New Zealand signs Trans-Pacific trade pact

New Zealand signs Trans-Pacific trade pact

New Zealand signs Trans-Pacific trade pact

The eleven nations that remained after the USA pulled out of the Trans Pacific Partnership (TPP) are set to sign a revamped trade pact on Thursday.

Felipe Lopeandia, Chile's top trade negotiator, said the deal will "send a political signal to the world and to the United States itself, that this is a global agreement".

The deal had been on life support after Trump pulled the United States out of the original deal when he became president.

"Today, we can proudly conclude this process, sending a strong message to the worldwide community that open markets, economic integration and global cooperation are the best tools for creating economic opportunities and prosperity", said Chilean President Michelle Bachelet.

The bloc's combined market encompasses more than 290 million people and accounts for $2.7 trillion or more than three-quarters of the economic activity on the southern continent, according to the ministry data.

But Japan, a key driver behind the revised pact, is skeptical.

The pact will come into force 60 days after it is fully ratified by six of the 11 members.
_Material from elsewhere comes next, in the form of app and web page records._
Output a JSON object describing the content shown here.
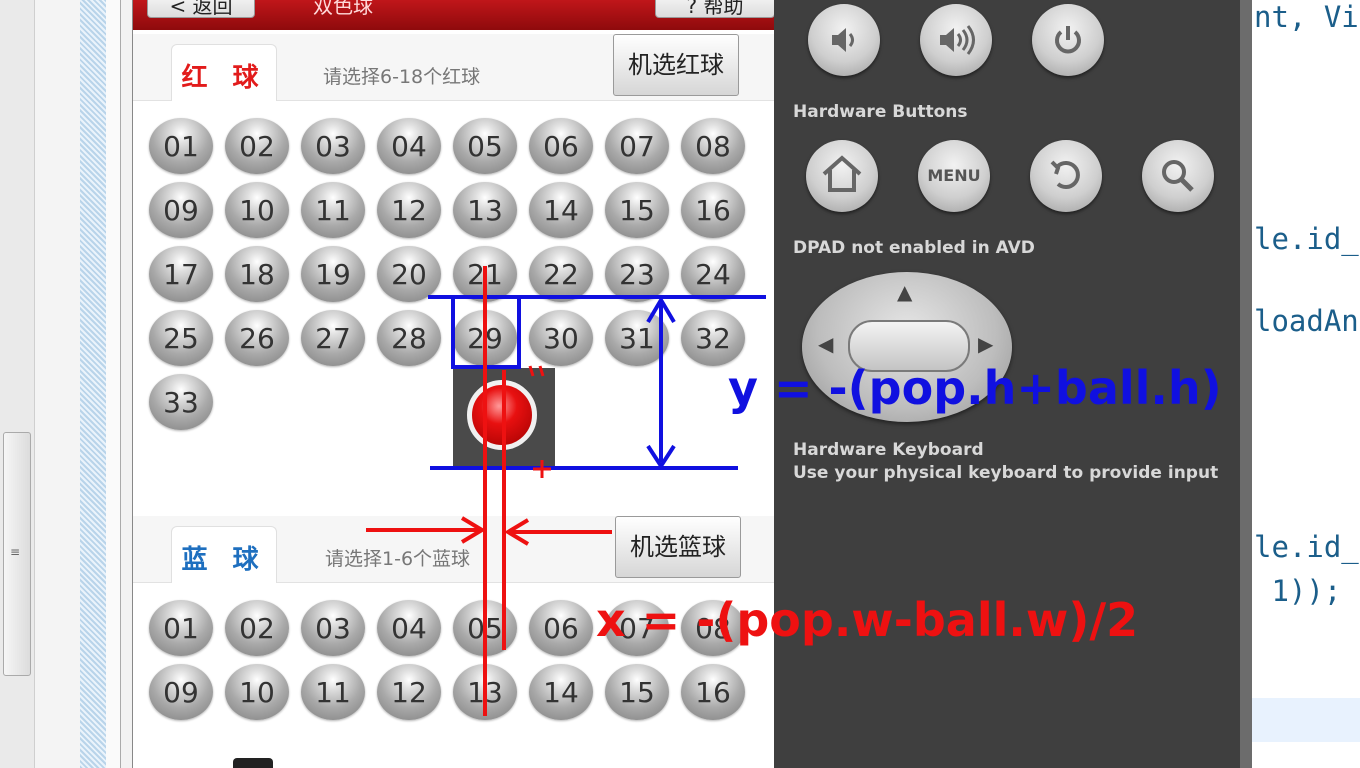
{
  "app": {
    "back_label": "< 返回",
    "help_label": "? 帮助",
    "title_partial": "双色球"
  },
  "red_section": {
    "tab_label": "红 球",
    "hint": "请选择6-18个红球",
    "machine_button": "机选红球",
    "balls": [
      "01",
      "02",
      "03",
      "04",
      "05",
      "06",
      "07",
      "08",
      "09",
      "10",
      "11",
      "12",
      "13",
      "14",
      "15",
      "16",
      "17",
      "18",
      "19",
      "20",
      "21",
      "22",
      "23",
      "24",
      "25",
      "26",
      "27",
      "28",
      "29",
      "30",
      "31",
      "32",
      "33"
    ]
  },
  "blue_section": {
    "tab_label": "蓝 球",
    "hint": "请选择1-6个蓝球",
    "machine_button": "机选篮球",
    "balls": [
      "01",
      "02",
      "03",
      "04",
      "05",
      "06",
      "07",
      "08",
      "09",
      "10",
      "11",
      "12",
      "13",
      "14",
      "15",
      "16"
    ]
  },
  "emulator": {
    "hardware_buttons_label": "Hardware Buttons",
    "menu_label": "MENU",
    "dpad_label_bold": "DPAD",
    "dpad_label_rest": " not enabled in AVD",
    "keyboard_title": "Hardware Keyboard",
    "keyboard_desc": "Use your physical keyboard to provide input"
  },
  "code_lines": [
    {
      "text": "nt, Vi"
    },
    {
      "text": "le.id_"
    },
    {
      "text": "loadAn"
    },
    {
      "text": "le.id_"
    },
    {
      "text": " 1));"
    }
  ],
  "annotations": {
    "y_formula": "y = -(pop.h+ball.h)",
    "x_formula": "x = -(pop.w-ball.w)/2",
    "blue_color": "#1010e0",
    "red_color": "#ee1111"
  },
  "colors": {
    "red_tab": "#e21b1b",
    "blue_tab": "#1e6fbf",
    "title_bar": "#b01215"
  }
}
The Australian Council of Trade Unions, for instance, called the CPTPP "a raw deal for working Australians", while former New Zealand lawmaker Barry Coates argued that "TPP-11 would override important aspects of our personality" and threaten national sovereignty.

More than 20 provisions were suspended or changed in the new agreement, mostly rules over intellectual property originally inserted at the demand of U.S. negotiators. Governments and activists of other member nations worry the changes will raise the costs of medicine.

Violent Video Games and Donald Trump

Still another fear was recently voiced in New Zealand: Perhaps the US will return to the agreement.

Canada and 10 other countries are preparing to sign the rebooted Trans-Pacific Partnership this week, and Japan's envoy says it will help set the stage for closer relations with China.

"We're show the world that progressive trade is the way forward, that fair, balanced, and principled trade is the way forward, and that putting citizens first is the way forward for the world when it comes to trade", Canadian Trade Minister Francois-Phillippe Champagne said.

Trump, who abandoned TPP because he felt his administration could negotiate better deals one on one, told CNBC earlier this year that he would be open to returning to the agreement if it were "substantially better".

The Council of Canadians is anxious, however, that with Mercosur, the Liberal government is again rushing into another corporate agreement, without a debate on the needs and wishes of the public, Dey said.

Coming in the same week that Trump risked a trade war over his decision to introduce tariffs on imported steel and aluminum, the deal is seen by some members as striking a blow against protectionism.

He announced the plan for tariffs last week, rattling financial markets.

But Parker told Kate Hawkesby the other countries - including Japan, Canada and Mexico - are standing firm.

More news: Amazon Explores New Checking Accounts Product

Related news